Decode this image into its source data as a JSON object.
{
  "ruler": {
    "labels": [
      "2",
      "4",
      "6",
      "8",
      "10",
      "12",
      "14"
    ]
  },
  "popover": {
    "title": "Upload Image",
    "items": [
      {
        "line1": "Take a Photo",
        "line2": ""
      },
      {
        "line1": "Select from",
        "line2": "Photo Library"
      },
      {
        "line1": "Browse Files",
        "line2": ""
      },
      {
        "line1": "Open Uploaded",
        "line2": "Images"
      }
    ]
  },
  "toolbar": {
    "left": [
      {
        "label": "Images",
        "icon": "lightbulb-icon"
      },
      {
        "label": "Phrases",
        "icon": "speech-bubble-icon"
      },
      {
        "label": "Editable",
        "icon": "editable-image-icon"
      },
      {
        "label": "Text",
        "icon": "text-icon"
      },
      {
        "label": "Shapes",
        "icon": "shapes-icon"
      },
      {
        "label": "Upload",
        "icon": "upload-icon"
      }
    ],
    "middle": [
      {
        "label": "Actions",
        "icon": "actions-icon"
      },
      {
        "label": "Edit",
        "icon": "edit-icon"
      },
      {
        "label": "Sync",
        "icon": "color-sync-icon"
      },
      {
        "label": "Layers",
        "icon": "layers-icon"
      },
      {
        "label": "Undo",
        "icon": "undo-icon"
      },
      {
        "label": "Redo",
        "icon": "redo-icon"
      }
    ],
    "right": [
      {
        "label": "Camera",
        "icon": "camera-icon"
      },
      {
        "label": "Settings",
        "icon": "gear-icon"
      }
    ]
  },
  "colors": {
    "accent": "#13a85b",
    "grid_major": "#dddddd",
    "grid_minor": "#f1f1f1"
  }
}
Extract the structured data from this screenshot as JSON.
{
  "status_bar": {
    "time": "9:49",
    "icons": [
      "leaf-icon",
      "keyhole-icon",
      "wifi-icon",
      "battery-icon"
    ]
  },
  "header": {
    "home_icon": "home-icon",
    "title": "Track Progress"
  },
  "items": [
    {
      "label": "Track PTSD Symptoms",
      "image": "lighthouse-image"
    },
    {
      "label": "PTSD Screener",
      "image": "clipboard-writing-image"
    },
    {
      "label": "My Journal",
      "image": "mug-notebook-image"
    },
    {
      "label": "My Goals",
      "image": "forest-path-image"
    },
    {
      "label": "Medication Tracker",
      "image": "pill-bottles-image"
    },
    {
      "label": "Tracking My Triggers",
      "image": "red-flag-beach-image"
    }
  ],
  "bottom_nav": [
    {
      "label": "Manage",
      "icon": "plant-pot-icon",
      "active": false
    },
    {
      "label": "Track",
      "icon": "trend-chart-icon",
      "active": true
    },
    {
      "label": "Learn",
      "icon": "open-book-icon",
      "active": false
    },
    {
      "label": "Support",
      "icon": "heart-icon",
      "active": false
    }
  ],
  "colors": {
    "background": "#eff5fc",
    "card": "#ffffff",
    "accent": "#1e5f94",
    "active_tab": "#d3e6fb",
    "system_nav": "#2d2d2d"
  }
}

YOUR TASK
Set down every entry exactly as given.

EXERCISE SOLUTION
Decode this image into its source data as a JSON object.
{
  "ruler": {
    "labels": [
      "2",
      "4",
      "6",
      "8",
      "10",
      "12",
      "14"
    ]
  },
  "popover": {
    "title": "Upload Image",
    "items": [
      {
        "line1": "Take a Photo",
        "line2": ""
      },
      {
        "line1": "Select from",
        "line2": "Photo Library"
      },
      {
        "line1": "Browse Files",
        "line2": ""
      },
      {
        "line1": "Open Uploaded",
        "line2": "Images"
      }
    ]
  },
  "toolbar": {
    "left": [
      {
        "label": "Images",
        "icon": "lightbulb-icon"
      },
      {
        "label": "Phrases",
        "icon": "speech-bubble-icon"
      },
      {
        "label": "Editable",
        "icon": "editable-image-icon"
      },
      {
        "label": "Text",
        "icon": "text-icon"
      },
      {
        "label": "Shapes",
        "icon": "shapes-icon"
      },
      {
        "label": "Upload",
        "icon": "upload-icon"
      }
    ],
    "middle": [
      {
        "label": "Actions",
        "icon": "actions-icon"
      },
      {
        "label": "Edit",
        "icon": "edit-icon"
      },
      {
        "label": "Sync",
        "icon": "color-sync-icon"
      },
      {
        "label": "Layers",
        "icon": "layers-icon"
      },
      {
        "label": "Undo",
        "icon": "undo-icon"
      },
      {
        "label": "Redo",
        "icon": "redo-icon"
      }
    ],
    "right": [
      {
        "label": "Camera",
        "icon": "camera-icon"
      },
      {
        "label": "Settings",
        "icon": "gear-icon"
      }
    ]
  },
  "colors": {
    "accent": "#13a85b",
    "grid_major": "#dddddd",
    "grid_minor": "#f1f1f1"
  }
}
Extract the structured data from this screenshot as JSON.
{
  "status_bar": {
    "time": "9:49",
    "icons": [
      "leaf-icon",
      "keyhole-icon",
      "wifi-icon",
      "battery-icon"
    ]
  },
  "header": {
    "home_icon": "home-icon",
    "title": "Track Progress"
  },
  "items": [
    {
      "label": "Track PTSD Symptoms",
      "image": "lighthouse-image"
    },
    {
      "label": "PTSD Screener",
      "image": "clipboard-writing-image"
    },
    {
      "label": "My Journal",
      "image": "mug-notebook-image"
    },
    {
      "label": "My Goals",
      "image": "forest-path-image"
    },
    {
      "label": "Medication Tracker",
      "image": "pill-bottles-image"
    },
    {
      "label": "Tracking My Triggers",
      "image": "red-flag-beach-image"
    }
  ],
  "bottom_nav": [
    {
      "label": "Manage",
      "icon": "plant-pot-icon",
      "active": false
    },
    {
      "label": "Track",
      "icon": "trend-chart-icon",
      "active": true
    },
    {
      "label": "Learn",
      "icon": "open-book-icon",
      "active": false
    },
    {
      "label": "Support",
      "icon": "heart-icon",
      "active": false
    }
  ],
  "colors": {
    "background": "#eff5fc",
    "card": "#ffffff",
    "accent": "#1e5f94",
    "active_tab": "#d3e6fb",
    "system_nav": "#2d2d2d"
  }
}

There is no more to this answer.